These choices also change the costs from one crew to another.
So let’s check the 2019 budget and try to break down some of those categories for a better understanding of the potential costs of sailing.
This years budget was defined by three different moments easily identified on graphics.
The first one, an unscheduled trip to Australia to solve some issues related to our investments. The short notice meant getting a business class flight to meet the timeline of the events and therefore a trip that is already quite expensive when compared to the ones done to visit family in Europe (we are currently in the Mediterranean). This escalated the expenses in January.
The second moment, in the middle of the year, was the planned upgrade of our solar system (purchase of the panels) and the new heating system and increase of fuel capacity. These costs were planned and budgeted at the beginning of the year.
The third moment was the surprise failure/malfunction of the battery system due to the installation done by a specialised technician back in 2017. This would mean investing in items that should have been installed at that time. The correction of those mistakes impacted not only the budget at the end of 2019 but also the beginning of 2020.
It was no surprise that the category Boat Fuel was still a bit high given the amount of motoring we did to fit tight weather windows and our schedule to get to the top of the Adriatic Sea due to our upgrades purchases. But good planning allowed us to take advantage of the low price of fuel in Tunisia and the Duty-free fuel in Montenegro twice which kept the costs on that category reasonably controlled.

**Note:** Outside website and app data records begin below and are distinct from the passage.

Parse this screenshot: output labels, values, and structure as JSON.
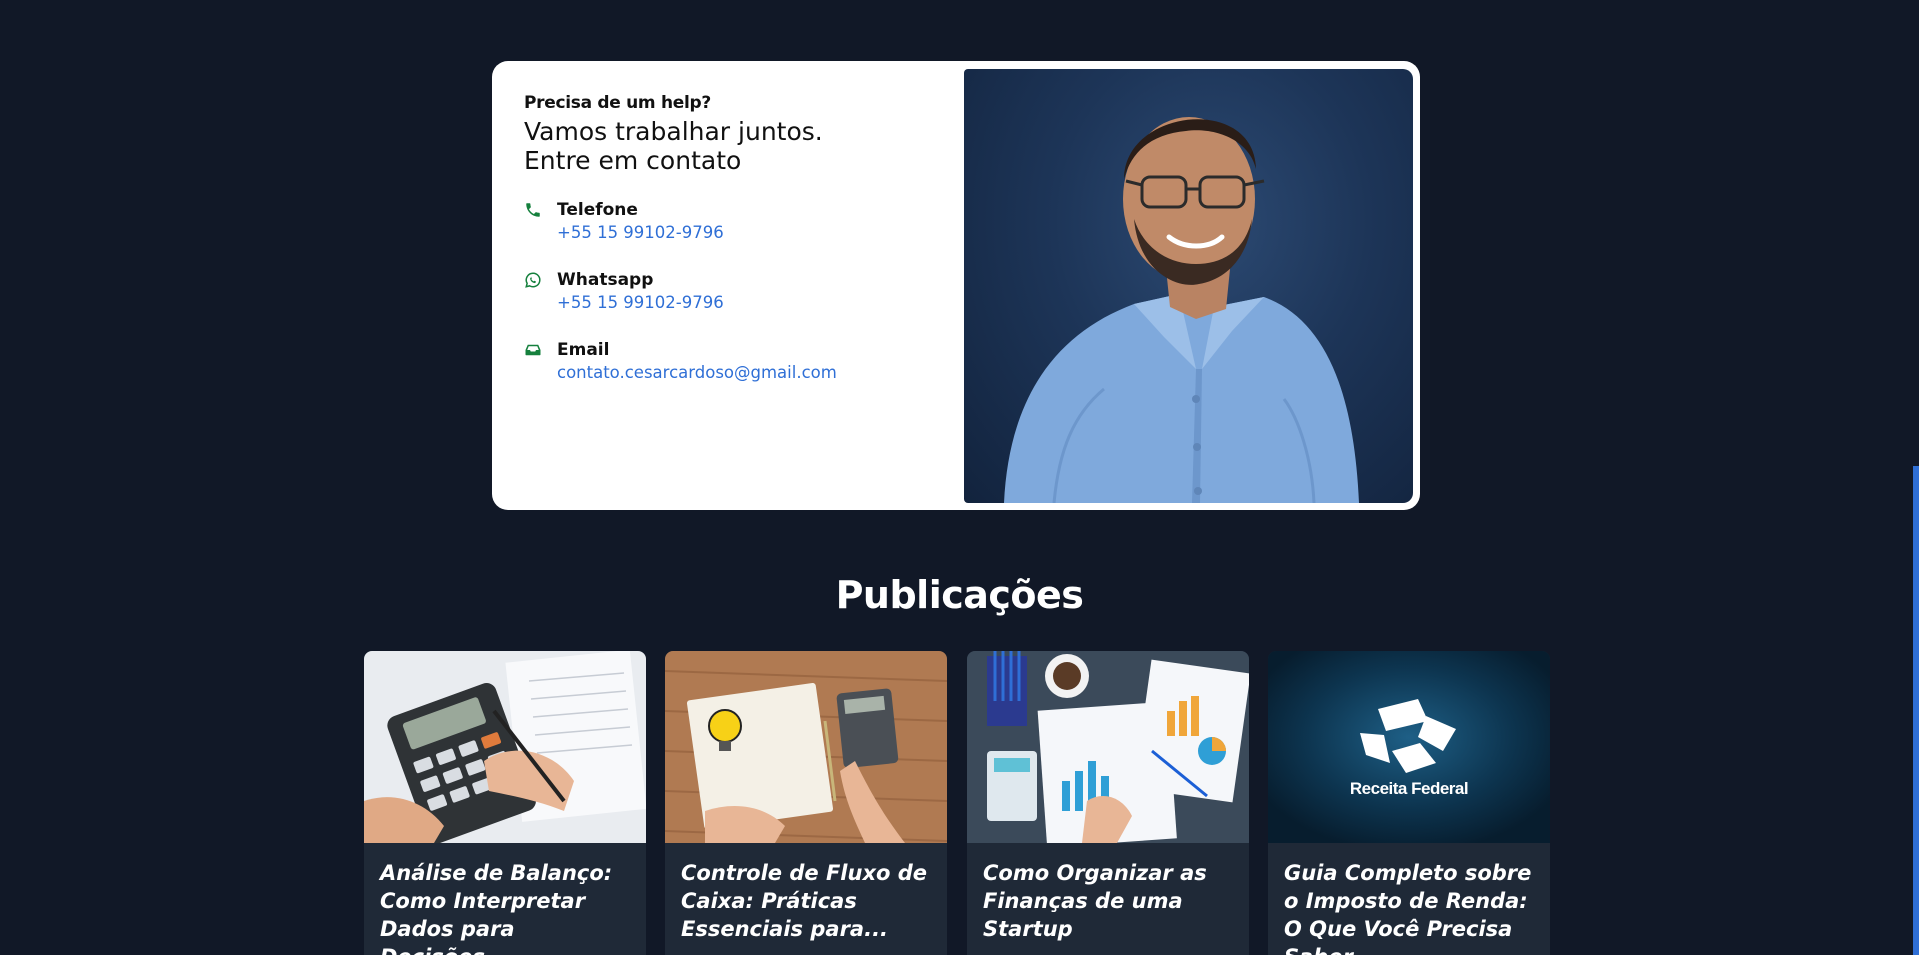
{
  "contact": {
    "eyebrow": "Precisa de um help?",
    "headline_line1": "Vamos trabalhar juntos.",
    "headline_line2": "Entre em contato",
    "items": [
      {
        "icon": "phone-icon",
        "label": "Telefone",
        "value": "+55 15 99102-9796"
      },
      {
        "icon": "whatsapp-icon",
        "label": "Whatsapp",
        "value": "+55 15 99102-9796"
      },
      {
        "icon": "inbox-icon",
        "label": "Email",
        "value": "contato.cesarcardoso@gmail.com"
      }
    ],
    "icon_color": "#15803d",
    "link_color": "#2f6fd6"
  },
  "publications": {
    "title": "Publicações",
    "cards": [
      {
        "title": "Análise de Balanço: Como Interpretar Dados para Decisões..."
      },
      {
        "title": "Controle de Fluxo de Caixa: Práticas Essenciais para..."
      },
      {
        "title": "Como Organizar as Finanças de uma Startup"
      },
      {
        "title": "Guia Completo sobre o Imposto de Renda: O Que Você Precisa Saber",
        "image_text": "Receita Federal"
      }
    ]
  },
  "colors": {
    "background": "#111827",
    "card": "#1f2937",
    "accent": "#2f6fd6"
  }
}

This year we finally achieved our goal of staying away from marinas and living at anchor from the moment we left our winter berth in Tunisia on the 1st of April until the first week of October when we had friends visiting us during a bad weather week. Because they had no experience at all with boats we decided to treat them to a few calmer days in a marina after their arrival and just before their departure.
The Travel category’s inevitably higher than we wished for the simple fact that any flight from the Mediterranean to Australia is expensive and some times convoluted when it comes to layovers etc. Flying to Portugal from another European country is cheaper but when flying to Tunisia the prices also go a bit higher. This year was marked by the unexpected extra flight to Australia at a high cost as mentioned above.
Although Dining is our guilty pleasure, this year we found ourselves eating more and more onboard. The time spent in Croatia in the remote islands contributed greatly to that, and even we had restaurants close by honestly the menus and quality were for tourists and quite disappointing although there were a few good surprises also. Greece was much more rewarding in this department in terms of variety, quality and prices, and therefore we treated ourselves more often. Our favourite spot is the Taverna next to Cleopatra Shipyard, great home-style Greek food in big doses and with great prices.
Provisioning was also disappointing in Croatia and Greece, one due to the high prices the other due to the lack of freshness. Italy never disappoints, great products even if a tad more expensive.
We are still quite stocked up with dry grains from my mum's farm and we also stocked up for at least six months while in Tunisia of rice, pasta and all other long shelf-life products taking advantage of having access to better prices and a car.